[Element data from apps and pages]

■ ■ ■ ■ ■

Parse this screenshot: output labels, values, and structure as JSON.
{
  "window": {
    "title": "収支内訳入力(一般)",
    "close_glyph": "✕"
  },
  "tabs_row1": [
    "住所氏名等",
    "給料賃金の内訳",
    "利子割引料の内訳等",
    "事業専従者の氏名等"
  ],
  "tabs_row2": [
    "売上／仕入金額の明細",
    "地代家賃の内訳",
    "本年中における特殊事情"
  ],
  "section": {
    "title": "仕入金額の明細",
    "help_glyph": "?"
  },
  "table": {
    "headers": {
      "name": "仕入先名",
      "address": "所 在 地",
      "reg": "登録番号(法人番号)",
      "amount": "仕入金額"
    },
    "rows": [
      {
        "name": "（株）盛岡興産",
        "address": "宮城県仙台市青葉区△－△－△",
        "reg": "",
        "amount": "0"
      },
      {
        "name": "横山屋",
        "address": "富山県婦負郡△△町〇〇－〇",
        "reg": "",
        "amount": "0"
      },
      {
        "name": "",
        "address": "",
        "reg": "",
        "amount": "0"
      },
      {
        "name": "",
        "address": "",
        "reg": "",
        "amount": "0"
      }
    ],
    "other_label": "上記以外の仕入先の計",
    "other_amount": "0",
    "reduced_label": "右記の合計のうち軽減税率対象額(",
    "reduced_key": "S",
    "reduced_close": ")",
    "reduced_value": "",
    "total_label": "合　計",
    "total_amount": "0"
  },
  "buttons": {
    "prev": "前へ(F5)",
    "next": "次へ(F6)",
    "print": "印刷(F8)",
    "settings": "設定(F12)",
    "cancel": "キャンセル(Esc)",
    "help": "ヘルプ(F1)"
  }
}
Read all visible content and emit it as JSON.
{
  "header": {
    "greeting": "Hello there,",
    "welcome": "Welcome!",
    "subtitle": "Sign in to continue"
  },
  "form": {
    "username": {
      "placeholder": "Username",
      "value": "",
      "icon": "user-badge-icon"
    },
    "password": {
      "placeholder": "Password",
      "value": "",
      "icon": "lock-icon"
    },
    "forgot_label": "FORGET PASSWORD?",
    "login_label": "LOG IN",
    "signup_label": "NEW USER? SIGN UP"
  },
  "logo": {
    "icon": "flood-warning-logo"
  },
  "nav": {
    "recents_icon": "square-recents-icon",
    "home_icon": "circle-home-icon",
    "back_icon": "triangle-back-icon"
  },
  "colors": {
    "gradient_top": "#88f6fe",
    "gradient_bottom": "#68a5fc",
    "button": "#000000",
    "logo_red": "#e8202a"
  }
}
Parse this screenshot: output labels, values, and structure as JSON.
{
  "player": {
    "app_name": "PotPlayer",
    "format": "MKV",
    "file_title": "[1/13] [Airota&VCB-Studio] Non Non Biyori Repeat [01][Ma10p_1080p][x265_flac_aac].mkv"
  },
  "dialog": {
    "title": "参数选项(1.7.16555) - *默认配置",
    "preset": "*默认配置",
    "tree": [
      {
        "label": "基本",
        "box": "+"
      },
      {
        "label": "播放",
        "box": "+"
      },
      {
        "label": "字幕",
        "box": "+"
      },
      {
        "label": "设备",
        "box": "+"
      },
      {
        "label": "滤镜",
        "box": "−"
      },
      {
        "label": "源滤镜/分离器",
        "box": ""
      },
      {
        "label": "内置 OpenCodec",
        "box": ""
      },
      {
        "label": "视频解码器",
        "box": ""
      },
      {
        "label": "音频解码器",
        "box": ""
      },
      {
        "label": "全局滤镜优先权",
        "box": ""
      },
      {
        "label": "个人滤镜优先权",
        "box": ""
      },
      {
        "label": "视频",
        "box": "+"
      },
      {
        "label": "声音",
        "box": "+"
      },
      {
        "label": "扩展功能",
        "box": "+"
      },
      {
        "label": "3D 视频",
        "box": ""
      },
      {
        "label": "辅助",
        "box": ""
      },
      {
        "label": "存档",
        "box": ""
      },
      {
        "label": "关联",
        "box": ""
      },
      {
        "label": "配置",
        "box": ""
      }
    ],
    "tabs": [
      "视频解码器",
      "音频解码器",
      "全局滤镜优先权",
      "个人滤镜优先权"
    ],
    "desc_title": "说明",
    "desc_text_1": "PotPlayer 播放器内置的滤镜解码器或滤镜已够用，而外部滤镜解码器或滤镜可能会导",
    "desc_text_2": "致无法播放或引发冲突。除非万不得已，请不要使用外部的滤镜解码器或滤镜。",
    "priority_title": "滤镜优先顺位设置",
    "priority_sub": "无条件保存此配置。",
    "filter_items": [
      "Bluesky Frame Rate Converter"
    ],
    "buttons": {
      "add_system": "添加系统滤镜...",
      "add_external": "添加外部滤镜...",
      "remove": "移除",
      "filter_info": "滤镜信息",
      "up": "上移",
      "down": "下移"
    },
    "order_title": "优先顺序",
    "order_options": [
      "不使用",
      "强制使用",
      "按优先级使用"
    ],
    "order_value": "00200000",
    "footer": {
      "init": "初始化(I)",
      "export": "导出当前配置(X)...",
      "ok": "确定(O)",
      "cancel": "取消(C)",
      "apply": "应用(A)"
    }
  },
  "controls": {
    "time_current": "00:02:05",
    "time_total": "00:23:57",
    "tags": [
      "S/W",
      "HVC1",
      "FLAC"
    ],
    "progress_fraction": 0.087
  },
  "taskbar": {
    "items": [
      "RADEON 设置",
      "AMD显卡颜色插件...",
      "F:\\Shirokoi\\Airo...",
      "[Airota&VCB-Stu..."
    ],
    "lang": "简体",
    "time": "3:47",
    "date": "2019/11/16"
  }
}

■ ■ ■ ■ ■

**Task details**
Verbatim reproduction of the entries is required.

**Result of this exercise**
Parse this screenshot: output labels, values, and structure as JSON.
{
  "window": {
    "title": "収支内訳入力(一般)",
    "close_glyph": "✕"
  },
  "tabs_row1": [
    "住所氏名等",
    "給料賃金の内訳",
    "利子割引料の内訳等",
    "事業専従者の氏名等"
  ],
  "tabs_row2": [
    "売上／仕入金額の明細",
    "地代家賃の内訳",
    "本年中における特殊事情"
  ],
  "section": {
    "title": "仕入金額の明細",
    "help_glyph": "?"
  },
  "table": {
    "headers": {
      "name": "仕入先名",
      "address": "所 在 地",
      "reg": "登録番号(法人番号)",
      "amount": "仕入金額"
    },
    "rows": [
      {
        "name": "（株）盛岡興産",
        "address": "宮城県仙台市青葉区△－△－△",
        "reg": "",
        "amount": "0"
      },
      {
        "name": "横山屋",
        "address": "富山県婦負郡△△町〇〇－〇",
        "reg": "",
        "amount": "0"
      },
      {
        "name": "",
        "address": "",
        "reg": "",
        "amount": "0"
      },
      {
        "name": "",
        "address": "",
        "reg": "",
        "amount": "0"
      }
    ],
    "other_label": "上記以外の仕入先の計",
    "other_amount": "0",
    "reduced_label": "右記の合計のうち軽減税率対象額(",
    "reduced_key": "S",
    "reduced_close": ")",
    "reduced_value": "",
    "total_label": "合　計",
    "total_amount": "0"
  },
  "buttons": {
    "prev": "前へ(F5)",
    "next": "次へ(F6)",
    "print": "印刷(F8)",
    "settings": "設定(F12)",
    "cancel": "キャンセル(Esc)",
    "help": "ヘルプ(F1)"
  }
}
Read all visible content and emit it as JSON.
{
  "header": {
    "greeting": "Hello there,",
    "welcome": "Welcome!",
    "subtitle": "Sign in to continue"
  },
  "form": {
    "username": {
      "placeholder": "Username",
      "value": "",
      "icon": "user-badge-icon"
    },
    "password": {
      "placeholder": "Password",
      "value": "",
      "icon": "lock-icon"
    },
    "forgot_label": "FORGET PASSWORD?",
    "login_label": "LOG IN",
    "signup_label": "NEW USER? SIGN UP"
  },
  "logo": {
    "icon": "flood-warning-logo"
  },
  "nav": {
    "recents_icon": "square-recents-icon",
    "home_icon": "circle-home-icon",
    "back_icon": "triangle-back-icon"
  },
  "colors": {
    "gradient_top": "#88f6fe",
    "gradient_bottom": "#68a5fc",
    "button": "#000000",
    "logo_red": "#e8202a"
  }
}
Parse this screenshot: output labels, values, and structure as JSON.
{
  "player": {
    "app_name": "PotPlayer",
    "format": "MKV",
    "file_title": "[1/13] [Airota&VCB-Studio] Non Non Biyori Repeat [01][Ma10p_1080p][x265_flac_aac].mkv"
  },
  "dialog": {
    "title": "参数选项(1.7.16555) - *默认配置",
    "preset": "*默认配置",
    "tree": [
      {
        "label": "基本",
        "box": "+"
      },
      {
        "label": "播放",
        "box": "+"
      },
      {
        "label": "字幕",
        "box": "+"
      },
      {
        "label": "设备",
        "box": "+"
      },
      {
        "label": "滤镜",
        "box": "−"
      },
      {
        "label": "源滤镜/分离器",
        "box": ""
      },
      {
        "label": "内置 OpenCodec",
        "box": ""
      },
      {
        "label": "视频解码器",
        "box": ""
      },
      {
        "label": "音频解码器",
        "box": ""
      },
      {
        "label": "全局滤镜优先权",
        "box": ""
      },
      {
        "label": "个人滤镜优先权",
        "box": ""
      },
      {
        "label": "视频",
        "box": "+"
      },
      {
        "label": "声音",
        "box": "+"
      },
      {
        "label": "扩展功能",
        "box": "+"
      },
      {
        "label": "3D 视频",
        "box": ""
      },
      {
        "label": "辅助",
        "box": ""
      },
      {
        "label": "存档",
        "box": ""
      },
      {
        "label": "关联",
        "box": ""
      },
      {
        "label": "配置",
        "box": ""
      }
    ],
    "tabs": [
      "视频解码器",
      "音频解码器",
      "全局滤镜优先权",
      "个人滤镜优先权"
    ],
    "desc_title": "说明",
    "desc_text_1": "PotPlayer 播放器内置的滤镜解码器或滤镜已够用，而外部滤镜解码器或滤镜可能会导",
    "desc_text_2": "致无法播放或引发冲突。除非万不得已，请不要使用外部的滤镜解码器或滤镜。",
    "priority_title": "滤镜优先顺位设置",
    "priority_sub": "无条件保存此配置。",
    "filter_items": [
      "Bluesky Frame Rate Converter"
    ],
    "buttons": {
      "add_system": "添加系统滤镜...",
      "add_external": "添加外部滤镜...",
      "remove": "移除",
      "filter_info": "滤镜信息",
      "up": "上移",
      "down": "下移"
    },
    "order_title": "优先顺序",
    "order_options": [
      "不使用",
      "强制使用",
      "按优先级使用"
    ],
    "order_value": "00200000",
    "footer": {
      "init": "初始化(I)",
      "export": "导出当前配置(X)...",
      "ok": "确定(O)",
      "cancel": "取消(C)",
      "apply": "应用(A)"
    }
  },
  "controls": {
    "time_current": "00:02:05",
    "time_total": "00:23:57",
    "tags": [
      "S/W",
      "HVC1",
      "FLAC"
    ],
    "progress_fraction": 0.087
  },
  "taskbar": {
    "items": [
      "RADEON 设置",
      "AMD显卡颜色插件...",
      "F:\\Shirokoi\\Airo...",
      "[Airota&VCB-Stu..."
    ],
    "lang": "简体",
    "time": "3:47",
    "date": "2019/11/16"
  }
}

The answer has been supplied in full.